Written by Jonathan Gonzalez, Chief Counsel for Syntrio.

Lawsuits Take the Cheer out of Holiday Parties

Lawsuits Take the Cheer Out of the Holiday Party

When it comes to employment law compliance, perhaps no event on the work calendar is as controversial or stress-filled as the office holiday party.  Once a spectacle of corporate excess and consumption, many companies have chosen to eliminate the grandiose holiday party altogether, both for economic reasons and due to the many risks that are inherent in providing employees with the opportunity to get together (likely around alcohol) at a company-sponsored event. 

As most companies do not want to be seen as anti-holiday cheer, forward thinking businesses are conducting workplace harassment and discrimination training courses.  Even though it is only November, you may already be planning your holiday party for 2016. You must remember that it is never too early or too late to train your managers on the core principles discussed below as they apply to the other 11 months of the year.
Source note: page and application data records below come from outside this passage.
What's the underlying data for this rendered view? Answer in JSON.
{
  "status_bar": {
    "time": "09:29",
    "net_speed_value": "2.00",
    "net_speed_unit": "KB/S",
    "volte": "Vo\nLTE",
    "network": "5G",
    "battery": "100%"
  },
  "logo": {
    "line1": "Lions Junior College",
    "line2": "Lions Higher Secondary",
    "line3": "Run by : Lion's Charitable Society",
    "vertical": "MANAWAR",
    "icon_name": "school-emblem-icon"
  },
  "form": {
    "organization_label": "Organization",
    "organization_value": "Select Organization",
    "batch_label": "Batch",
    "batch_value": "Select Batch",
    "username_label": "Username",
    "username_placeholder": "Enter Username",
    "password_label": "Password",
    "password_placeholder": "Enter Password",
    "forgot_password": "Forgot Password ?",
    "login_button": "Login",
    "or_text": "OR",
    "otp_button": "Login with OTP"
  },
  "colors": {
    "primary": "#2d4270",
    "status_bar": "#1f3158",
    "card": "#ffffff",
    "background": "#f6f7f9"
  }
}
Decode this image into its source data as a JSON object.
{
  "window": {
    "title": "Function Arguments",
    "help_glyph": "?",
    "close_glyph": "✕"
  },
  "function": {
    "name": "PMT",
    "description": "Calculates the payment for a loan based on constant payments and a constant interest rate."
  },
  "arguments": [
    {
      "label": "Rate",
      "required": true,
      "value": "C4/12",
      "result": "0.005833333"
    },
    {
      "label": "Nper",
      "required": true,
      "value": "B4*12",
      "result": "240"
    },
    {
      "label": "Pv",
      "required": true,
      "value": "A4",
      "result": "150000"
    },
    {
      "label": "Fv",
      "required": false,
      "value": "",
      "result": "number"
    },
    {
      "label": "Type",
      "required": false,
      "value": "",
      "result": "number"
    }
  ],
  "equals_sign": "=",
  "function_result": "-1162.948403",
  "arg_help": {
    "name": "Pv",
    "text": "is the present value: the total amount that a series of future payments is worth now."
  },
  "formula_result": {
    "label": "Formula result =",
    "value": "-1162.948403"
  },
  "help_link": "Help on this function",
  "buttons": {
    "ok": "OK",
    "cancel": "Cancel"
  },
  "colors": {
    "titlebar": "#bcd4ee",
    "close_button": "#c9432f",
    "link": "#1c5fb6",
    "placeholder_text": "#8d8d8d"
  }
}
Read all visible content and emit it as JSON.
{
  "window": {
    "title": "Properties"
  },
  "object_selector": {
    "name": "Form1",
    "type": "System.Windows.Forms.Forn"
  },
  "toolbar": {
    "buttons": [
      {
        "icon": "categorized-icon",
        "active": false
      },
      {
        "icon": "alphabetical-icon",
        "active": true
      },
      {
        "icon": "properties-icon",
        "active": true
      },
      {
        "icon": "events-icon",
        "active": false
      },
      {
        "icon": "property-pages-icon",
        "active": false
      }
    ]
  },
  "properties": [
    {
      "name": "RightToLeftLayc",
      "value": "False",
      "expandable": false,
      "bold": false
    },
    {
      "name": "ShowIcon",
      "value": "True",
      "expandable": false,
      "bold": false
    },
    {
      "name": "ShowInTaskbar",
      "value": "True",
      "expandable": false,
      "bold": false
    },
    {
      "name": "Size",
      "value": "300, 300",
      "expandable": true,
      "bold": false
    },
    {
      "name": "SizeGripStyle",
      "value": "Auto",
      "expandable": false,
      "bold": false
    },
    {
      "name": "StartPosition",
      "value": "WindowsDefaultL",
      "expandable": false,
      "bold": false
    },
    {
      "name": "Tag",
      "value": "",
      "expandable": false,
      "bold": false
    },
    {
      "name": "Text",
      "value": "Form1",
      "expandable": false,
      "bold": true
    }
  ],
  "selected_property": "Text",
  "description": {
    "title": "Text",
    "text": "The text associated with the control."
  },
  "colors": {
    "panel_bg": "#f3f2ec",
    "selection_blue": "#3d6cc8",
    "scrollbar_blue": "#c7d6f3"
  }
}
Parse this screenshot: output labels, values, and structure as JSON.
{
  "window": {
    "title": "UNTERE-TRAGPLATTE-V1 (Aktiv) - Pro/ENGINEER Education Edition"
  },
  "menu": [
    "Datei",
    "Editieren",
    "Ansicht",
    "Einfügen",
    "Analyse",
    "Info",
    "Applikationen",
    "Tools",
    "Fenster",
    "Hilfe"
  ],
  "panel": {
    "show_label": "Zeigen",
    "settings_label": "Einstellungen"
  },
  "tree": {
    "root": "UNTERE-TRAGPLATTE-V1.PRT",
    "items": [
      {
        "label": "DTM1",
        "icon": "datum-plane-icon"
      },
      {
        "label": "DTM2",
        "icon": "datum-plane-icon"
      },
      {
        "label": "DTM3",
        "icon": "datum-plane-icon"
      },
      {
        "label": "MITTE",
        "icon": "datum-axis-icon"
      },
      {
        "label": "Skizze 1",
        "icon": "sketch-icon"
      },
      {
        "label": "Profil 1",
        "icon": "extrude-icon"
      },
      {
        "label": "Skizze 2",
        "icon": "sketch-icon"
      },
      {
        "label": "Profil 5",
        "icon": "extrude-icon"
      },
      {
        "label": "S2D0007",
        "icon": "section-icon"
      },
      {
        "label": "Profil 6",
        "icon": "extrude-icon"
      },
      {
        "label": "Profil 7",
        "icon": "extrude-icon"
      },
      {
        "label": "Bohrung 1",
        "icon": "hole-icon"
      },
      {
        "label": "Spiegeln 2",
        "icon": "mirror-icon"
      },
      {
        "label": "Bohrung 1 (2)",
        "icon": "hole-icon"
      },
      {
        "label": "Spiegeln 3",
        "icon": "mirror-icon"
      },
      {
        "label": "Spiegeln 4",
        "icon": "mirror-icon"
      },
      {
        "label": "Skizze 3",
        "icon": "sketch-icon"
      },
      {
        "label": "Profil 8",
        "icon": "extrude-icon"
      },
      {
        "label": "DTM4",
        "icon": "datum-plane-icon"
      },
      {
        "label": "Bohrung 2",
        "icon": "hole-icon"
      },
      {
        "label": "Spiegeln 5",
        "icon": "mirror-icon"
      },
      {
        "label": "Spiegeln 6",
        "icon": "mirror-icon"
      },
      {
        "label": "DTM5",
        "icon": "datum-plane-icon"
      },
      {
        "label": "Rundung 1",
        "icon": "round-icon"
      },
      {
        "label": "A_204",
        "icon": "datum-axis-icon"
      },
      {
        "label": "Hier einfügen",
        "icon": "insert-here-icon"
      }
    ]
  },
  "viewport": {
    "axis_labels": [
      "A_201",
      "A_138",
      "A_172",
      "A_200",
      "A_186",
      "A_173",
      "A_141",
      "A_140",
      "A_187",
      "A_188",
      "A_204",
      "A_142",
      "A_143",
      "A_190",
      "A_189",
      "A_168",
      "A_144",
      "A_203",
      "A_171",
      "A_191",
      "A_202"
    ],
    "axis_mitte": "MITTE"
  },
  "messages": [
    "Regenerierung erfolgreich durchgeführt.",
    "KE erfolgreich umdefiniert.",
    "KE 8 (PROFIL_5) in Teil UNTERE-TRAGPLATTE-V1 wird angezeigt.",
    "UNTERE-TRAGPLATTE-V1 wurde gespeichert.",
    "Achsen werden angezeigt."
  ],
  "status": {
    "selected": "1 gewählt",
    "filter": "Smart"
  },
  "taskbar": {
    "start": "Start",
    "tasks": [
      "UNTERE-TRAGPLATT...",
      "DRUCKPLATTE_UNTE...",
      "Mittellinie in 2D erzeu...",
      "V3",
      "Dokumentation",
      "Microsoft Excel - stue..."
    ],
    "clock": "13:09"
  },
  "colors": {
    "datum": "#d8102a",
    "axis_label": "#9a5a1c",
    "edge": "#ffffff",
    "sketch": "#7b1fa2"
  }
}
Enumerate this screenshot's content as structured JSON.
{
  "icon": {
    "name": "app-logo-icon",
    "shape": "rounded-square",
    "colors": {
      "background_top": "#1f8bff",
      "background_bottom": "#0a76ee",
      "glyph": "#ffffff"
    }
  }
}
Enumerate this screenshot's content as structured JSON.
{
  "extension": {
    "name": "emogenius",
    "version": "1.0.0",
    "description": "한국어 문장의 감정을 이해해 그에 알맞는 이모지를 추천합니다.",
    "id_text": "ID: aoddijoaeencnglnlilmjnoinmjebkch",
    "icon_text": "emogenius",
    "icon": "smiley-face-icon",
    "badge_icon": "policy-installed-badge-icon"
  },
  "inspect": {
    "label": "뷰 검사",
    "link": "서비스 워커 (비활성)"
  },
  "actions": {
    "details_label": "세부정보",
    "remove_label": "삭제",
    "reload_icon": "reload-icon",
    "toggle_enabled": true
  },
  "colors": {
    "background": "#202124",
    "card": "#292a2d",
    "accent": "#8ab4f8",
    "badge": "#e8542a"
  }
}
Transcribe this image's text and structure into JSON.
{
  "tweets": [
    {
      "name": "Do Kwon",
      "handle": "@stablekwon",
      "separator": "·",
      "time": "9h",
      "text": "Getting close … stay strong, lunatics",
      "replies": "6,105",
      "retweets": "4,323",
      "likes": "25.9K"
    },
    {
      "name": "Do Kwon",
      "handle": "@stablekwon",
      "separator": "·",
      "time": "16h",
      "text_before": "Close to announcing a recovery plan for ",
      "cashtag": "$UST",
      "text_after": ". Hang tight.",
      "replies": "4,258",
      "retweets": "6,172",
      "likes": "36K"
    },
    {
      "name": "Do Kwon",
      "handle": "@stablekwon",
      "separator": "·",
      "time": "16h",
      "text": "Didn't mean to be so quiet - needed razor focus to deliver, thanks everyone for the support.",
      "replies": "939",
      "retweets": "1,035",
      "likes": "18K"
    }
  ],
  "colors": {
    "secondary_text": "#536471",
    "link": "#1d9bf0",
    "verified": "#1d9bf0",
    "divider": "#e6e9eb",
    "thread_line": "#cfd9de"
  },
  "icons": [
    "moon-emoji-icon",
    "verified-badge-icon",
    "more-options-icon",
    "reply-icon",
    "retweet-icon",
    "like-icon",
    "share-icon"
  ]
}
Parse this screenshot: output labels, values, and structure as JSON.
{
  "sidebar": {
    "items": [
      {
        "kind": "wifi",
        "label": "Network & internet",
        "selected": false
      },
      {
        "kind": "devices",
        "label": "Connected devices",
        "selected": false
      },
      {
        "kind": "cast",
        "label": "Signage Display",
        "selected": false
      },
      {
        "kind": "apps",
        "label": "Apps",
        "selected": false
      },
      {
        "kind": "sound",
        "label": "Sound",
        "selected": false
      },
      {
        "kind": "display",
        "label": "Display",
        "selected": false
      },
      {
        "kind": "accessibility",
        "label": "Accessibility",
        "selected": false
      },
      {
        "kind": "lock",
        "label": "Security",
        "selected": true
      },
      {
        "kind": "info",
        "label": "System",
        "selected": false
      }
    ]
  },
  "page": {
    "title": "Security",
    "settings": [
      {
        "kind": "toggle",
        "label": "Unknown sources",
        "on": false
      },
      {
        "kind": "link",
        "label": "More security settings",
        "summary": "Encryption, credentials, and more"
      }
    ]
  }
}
Religious Discrimination Issues

One of the most common forms of compliance issue stemming from a holiday party involves religious discrimination.  The holidays are fraught with heightened employee sensitivities.  These issues become worse when the company “Christmas Party” or “tree decorating ceremony” become offensive to an employee of a particular faith.  From a management perspective you may feel as though you are placating the majority, but that sort of thinking is exactly what the discrimination laws were enacted to avoid. 

Religious discrimination is one of the trickier areas of employment law.  For this reason it is of the utmost importance that your party be known as a “holiday” celebration with neutral decorations and theme.  Better yet, invite employees to bring in decorations for display that represent their faith and display a diverse range of ethnic and cultural décor to show the company’s commitment to diversity.

Some Employees Take Holiday Cheer too Far

There are countless stories of workplace harassment occurring at office holiday parties.  Frequently the precursor to unacceptable behavior is excessive consumption of alcoholic beverages at the holiday party.  It is very important that you stress to your managers and employees that harassment is not tolerated, and that consumption of alcohol at the event must be done responsibly.  Indeed, holiday parties breed claims of harassment from both men and women, and can occur at any time.  Remind employees that the holiday party is a work event and that there is an anti-harassment policy in place.  Perhaps most importantly, managers and executives should practice what they preach and avoid excessive consumption of alcohol.

When the Party is Over it’s Over

In addition to harassment at the party, nothing good ever happens at “unofficial” after parties hosted by management, either at their house or at a bar (even if the bar is at the event venue).  After parties, while often well-meaning, lead employees to feel pressured to participate or excluded if they are not invited.  Indeed, a certain breed of “bro” or “bro-ette” employee is usually in attendance at these events, which frequently become debaucherous and a breeding ground for harassment and other illegal activity.  They simply are not a good idea.  Make no mistake, claims against the company can arise from “after-parties,” and the results can be disastrous.  For a variety of reasons this is most definitely a practice to prohibit.

Syntrio Can Train Managers to Avoid Holiday Party Pitfalls

 Maintaining a positive company culture and avoiding compliance traps is a fine line.  Syntrio can help train your managers on the nuances of the law that will help formulate an effective policy for use at holiday parties and throughout the year.  Contact for more information and remember to follow us on Facebook, Twitter, Google Plus and LinkedIn for daily updates on employment law and compliance that impact your business!

Written by Jonathan Gonzalez, Chief Counsel for Syntrio.